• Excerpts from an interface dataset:
Content starts
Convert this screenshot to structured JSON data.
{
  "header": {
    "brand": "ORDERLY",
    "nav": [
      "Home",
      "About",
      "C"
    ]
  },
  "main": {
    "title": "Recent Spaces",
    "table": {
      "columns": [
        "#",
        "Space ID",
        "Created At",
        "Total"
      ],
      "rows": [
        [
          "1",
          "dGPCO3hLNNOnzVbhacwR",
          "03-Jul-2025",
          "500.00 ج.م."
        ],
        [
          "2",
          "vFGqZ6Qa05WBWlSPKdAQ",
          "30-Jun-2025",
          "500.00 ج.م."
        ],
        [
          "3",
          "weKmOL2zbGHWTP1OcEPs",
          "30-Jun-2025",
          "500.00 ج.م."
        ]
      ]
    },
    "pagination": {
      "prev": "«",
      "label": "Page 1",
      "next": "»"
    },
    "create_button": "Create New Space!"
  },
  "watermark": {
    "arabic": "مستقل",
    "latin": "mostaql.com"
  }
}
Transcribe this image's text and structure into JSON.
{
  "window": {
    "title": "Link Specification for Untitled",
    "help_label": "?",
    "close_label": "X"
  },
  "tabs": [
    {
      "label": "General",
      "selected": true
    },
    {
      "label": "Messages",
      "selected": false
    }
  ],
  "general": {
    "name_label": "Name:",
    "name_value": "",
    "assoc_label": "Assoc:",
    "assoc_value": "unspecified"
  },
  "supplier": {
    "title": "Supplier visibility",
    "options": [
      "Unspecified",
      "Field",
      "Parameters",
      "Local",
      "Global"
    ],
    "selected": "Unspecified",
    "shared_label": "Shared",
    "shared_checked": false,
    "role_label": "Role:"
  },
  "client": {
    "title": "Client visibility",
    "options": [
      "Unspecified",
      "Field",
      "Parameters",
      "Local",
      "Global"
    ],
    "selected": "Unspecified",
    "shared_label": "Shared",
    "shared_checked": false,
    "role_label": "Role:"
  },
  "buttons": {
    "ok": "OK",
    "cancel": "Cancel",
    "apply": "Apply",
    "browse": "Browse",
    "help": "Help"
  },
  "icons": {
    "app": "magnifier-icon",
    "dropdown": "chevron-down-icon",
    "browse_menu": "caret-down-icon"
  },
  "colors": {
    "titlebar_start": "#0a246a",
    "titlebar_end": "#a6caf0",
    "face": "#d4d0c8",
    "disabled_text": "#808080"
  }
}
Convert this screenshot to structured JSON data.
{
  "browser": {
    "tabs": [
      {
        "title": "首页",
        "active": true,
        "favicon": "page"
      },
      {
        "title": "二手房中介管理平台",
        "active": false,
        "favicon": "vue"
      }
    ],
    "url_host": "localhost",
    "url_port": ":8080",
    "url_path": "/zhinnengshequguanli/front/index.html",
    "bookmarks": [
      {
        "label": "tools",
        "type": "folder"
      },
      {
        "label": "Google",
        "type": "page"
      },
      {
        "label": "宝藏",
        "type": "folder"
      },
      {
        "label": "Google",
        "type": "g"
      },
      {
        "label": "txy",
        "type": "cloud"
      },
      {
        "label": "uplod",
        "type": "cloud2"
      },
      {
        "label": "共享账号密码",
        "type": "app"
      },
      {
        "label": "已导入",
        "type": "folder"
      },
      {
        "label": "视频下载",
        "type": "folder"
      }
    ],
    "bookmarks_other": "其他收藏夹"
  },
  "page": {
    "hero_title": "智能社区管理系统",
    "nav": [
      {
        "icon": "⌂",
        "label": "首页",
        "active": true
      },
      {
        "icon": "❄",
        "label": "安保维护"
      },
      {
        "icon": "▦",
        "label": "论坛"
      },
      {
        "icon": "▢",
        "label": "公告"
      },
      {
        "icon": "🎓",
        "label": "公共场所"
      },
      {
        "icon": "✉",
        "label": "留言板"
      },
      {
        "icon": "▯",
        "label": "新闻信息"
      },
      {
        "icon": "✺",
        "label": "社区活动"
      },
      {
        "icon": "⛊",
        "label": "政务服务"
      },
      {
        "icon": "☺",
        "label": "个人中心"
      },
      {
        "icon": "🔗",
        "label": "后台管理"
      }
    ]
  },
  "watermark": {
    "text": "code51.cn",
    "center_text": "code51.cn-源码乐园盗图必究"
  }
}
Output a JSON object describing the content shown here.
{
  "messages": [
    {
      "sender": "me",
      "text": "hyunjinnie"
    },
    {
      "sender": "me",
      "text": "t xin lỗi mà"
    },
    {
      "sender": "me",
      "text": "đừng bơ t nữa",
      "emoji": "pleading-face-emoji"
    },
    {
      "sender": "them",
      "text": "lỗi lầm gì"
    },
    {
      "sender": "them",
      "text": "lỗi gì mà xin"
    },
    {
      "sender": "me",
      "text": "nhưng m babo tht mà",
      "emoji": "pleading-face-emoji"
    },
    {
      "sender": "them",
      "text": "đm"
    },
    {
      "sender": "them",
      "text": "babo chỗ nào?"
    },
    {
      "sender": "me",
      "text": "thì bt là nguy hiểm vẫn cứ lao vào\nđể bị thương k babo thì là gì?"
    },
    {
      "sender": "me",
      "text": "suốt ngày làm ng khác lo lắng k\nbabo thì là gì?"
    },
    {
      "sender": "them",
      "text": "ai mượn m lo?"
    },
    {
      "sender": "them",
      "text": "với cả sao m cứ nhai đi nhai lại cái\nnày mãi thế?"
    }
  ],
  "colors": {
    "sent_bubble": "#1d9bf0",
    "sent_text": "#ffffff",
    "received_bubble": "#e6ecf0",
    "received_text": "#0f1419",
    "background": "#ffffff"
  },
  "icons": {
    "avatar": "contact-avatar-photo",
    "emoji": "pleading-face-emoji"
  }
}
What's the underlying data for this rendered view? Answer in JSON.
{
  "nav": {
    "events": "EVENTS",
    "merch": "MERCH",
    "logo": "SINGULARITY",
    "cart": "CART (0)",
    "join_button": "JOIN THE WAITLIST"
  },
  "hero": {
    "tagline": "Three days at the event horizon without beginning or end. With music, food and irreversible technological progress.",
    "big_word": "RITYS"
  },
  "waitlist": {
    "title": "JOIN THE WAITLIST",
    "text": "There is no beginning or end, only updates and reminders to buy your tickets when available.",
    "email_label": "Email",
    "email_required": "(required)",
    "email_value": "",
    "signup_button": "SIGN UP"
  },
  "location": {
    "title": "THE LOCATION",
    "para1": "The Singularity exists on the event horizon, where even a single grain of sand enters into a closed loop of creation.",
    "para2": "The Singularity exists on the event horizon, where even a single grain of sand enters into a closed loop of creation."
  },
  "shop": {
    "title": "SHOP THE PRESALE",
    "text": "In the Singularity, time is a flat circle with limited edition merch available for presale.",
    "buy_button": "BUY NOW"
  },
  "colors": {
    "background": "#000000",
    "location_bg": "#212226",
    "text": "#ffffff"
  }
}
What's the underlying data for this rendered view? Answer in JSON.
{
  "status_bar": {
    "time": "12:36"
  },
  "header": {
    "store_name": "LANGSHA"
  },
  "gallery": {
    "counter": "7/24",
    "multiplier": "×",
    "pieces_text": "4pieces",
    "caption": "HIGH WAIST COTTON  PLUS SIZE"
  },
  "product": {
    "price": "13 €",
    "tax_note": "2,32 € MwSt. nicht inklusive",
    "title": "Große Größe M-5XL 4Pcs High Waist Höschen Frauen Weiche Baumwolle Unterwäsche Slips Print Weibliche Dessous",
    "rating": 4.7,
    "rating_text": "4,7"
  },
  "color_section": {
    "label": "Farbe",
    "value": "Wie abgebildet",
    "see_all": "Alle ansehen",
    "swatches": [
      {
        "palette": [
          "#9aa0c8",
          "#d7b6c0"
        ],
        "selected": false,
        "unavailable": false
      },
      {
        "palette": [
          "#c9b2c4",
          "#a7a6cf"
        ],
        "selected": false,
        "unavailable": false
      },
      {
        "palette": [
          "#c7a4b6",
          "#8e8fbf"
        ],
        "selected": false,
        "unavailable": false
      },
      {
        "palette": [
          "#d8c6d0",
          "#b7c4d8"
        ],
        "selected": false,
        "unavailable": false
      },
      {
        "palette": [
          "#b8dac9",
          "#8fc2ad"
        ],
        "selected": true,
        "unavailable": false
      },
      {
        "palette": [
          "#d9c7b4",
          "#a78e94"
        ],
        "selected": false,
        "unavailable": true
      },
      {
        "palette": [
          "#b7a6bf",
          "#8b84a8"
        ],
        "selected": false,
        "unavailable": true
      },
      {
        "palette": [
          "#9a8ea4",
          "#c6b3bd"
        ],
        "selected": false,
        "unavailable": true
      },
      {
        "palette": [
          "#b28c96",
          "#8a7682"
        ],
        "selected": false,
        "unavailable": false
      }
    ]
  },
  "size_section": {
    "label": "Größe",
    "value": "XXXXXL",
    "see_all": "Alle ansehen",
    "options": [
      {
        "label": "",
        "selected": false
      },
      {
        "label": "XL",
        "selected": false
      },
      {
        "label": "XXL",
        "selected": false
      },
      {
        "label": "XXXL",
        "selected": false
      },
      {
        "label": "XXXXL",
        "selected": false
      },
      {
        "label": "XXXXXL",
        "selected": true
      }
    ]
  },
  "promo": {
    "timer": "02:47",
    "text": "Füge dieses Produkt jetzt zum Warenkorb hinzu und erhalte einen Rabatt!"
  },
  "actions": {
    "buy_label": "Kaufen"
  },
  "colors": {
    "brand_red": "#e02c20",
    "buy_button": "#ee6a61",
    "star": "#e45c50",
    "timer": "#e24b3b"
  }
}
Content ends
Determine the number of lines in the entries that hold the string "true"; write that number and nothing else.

• Task answer: 8